Mate or teteré: This is the bitter, grassy potion slurped through a sieve-like straw from a gourd or tiny mug. Stare longingly at someone’s mate (the gourd from which its drunk) or make friends with the person doing the pouring in Uruguay, Paraguay or Argentina, and they will usually invite you to cebar (share a mate). The caffeine is considerable, and after a few rounds, you’ll speedily tell your friends that you’reokaywithoutcoffee. Really.
Take matters into your own hands
Here’s where on-the-road problems cause you to innovate. One option is finding the local Redbull equivalent or other canned or bottled drink and making that part of your breakfast of champions. If you tied one on with cuba libres (rum and cokes) the night before, a coke even has a “hair of the dog that bit you” ring to it. And your dentist would be so proud.
Another possibility is to brew coldwater tea overnight. A tea bag or two tucked into your half-liter waterbottle will have leached enough caffeine by morning to at least get you vertical. After that you’re on your own. I know offering tea to a coffee drinker is cruel, but desperate times call for desperate measures.
Travel heavy – You can bring brewed coffee, or coffee concentrate with you for short trips. I was visiting a coffee-addict friend in the great city of New Orleans when we were called upon to evacuate for Hurricane Katrina. The jar of cold-filter coffee concentrate my friend had distilled the night before we fled sustained several of us for a number of days in the trailer in Mississippi while we waited for news, and for the electricity to come back on.

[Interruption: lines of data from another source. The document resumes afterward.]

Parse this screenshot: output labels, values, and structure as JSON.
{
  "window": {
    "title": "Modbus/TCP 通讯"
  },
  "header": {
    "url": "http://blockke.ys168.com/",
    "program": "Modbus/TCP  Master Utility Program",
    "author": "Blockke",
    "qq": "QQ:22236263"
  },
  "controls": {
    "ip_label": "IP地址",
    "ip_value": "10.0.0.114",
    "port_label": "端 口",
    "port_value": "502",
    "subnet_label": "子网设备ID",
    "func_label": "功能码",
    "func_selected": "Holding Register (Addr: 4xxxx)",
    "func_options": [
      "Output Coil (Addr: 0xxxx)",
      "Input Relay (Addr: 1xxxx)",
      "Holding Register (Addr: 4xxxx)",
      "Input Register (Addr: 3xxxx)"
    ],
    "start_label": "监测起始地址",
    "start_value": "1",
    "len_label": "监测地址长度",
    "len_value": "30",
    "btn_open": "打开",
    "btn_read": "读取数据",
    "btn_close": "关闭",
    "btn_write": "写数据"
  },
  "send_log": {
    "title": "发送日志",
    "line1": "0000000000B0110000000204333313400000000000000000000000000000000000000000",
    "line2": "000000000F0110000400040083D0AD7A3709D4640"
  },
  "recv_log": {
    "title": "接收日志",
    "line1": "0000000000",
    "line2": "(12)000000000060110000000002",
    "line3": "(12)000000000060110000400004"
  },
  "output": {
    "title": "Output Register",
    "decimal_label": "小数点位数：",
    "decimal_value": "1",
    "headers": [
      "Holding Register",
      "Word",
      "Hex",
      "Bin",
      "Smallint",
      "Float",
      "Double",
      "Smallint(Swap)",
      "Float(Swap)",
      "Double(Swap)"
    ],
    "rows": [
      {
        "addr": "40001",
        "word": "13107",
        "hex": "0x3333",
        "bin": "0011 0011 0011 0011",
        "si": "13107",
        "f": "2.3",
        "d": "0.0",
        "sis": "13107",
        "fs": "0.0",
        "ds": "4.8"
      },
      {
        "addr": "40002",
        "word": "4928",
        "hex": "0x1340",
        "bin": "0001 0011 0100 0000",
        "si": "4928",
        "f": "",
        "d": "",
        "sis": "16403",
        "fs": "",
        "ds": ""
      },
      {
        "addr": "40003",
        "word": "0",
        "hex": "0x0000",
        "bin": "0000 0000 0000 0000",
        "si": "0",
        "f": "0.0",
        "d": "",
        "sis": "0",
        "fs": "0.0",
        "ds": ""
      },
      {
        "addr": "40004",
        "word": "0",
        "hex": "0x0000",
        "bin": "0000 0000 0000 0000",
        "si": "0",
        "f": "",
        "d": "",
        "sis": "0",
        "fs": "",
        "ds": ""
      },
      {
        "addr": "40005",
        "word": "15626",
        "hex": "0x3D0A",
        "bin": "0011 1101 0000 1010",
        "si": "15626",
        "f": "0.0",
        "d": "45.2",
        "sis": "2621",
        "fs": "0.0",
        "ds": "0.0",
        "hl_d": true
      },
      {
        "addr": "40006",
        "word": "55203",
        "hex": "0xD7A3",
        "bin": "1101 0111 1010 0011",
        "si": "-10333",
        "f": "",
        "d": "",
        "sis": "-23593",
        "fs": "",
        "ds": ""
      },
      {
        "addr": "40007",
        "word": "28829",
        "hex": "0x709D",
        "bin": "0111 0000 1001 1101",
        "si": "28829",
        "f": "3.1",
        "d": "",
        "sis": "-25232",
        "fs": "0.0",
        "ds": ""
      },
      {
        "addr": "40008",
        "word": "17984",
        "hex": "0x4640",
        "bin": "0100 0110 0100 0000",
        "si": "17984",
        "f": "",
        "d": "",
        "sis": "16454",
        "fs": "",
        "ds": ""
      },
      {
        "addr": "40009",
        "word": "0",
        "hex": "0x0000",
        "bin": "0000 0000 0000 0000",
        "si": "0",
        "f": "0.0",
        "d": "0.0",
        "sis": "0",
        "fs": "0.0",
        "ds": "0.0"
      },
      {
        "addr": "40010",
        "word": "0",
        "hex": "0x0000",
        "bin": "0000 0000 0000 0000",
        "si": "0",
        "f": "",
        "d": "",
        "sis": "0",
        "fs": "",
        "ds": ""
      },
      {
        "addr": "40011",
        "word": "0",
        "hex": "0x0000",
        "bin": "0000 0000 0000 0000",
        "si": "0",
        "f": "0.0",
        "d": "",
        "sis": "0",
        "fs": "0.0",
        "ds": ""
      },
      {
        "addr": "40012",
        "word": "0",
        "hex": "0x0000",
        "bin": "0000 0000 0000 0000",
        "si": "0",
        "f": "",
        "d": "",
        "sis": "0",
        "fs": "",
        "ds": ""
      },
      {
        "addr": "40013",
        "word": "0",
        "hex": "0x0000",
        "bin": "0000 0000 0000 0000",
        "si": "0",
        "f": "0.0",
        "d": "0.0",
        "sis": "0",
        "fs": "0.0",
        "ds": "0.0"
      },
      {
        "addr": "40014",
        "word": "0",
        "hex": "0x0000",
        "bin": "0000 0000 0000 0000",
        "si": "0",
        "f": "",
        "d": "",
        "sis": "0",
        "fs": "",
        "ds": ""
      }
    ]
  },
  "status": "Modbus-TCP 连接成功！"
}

The cadillac of solutions – Required materials: one thermos, one funnelly cone in which to place paper filters and the ground coffee of your choice. Beg borrow or steal hot water (or heat some on your camp stove if you’ve got one), pour gently and relax into the delicious steamy smell of home-brewed coffee. You can also travel with a small stovetop espresso-maker, but let’s not be excessive shall we?
Or maybe it’s time to go cold turkey
Of course there’s another option entirely, which is to use the experience of traveling as a break from your caffeine addiction, letting the toxins release from your body as you find a higher plane, take the hook out of your lip, live a life free of stimulants. Personally, I have a simple two-word reaction to these suggestions, accompanied by an eye-roll I learned from my eight-year old niece: Yeah, right.
Read about author Eileen Smith and check out her other BootsnAll Travel articles.
Additional photo credits:
Mate by blmurch on Flickr, Cappucino by Ahmed Rabea on Flickr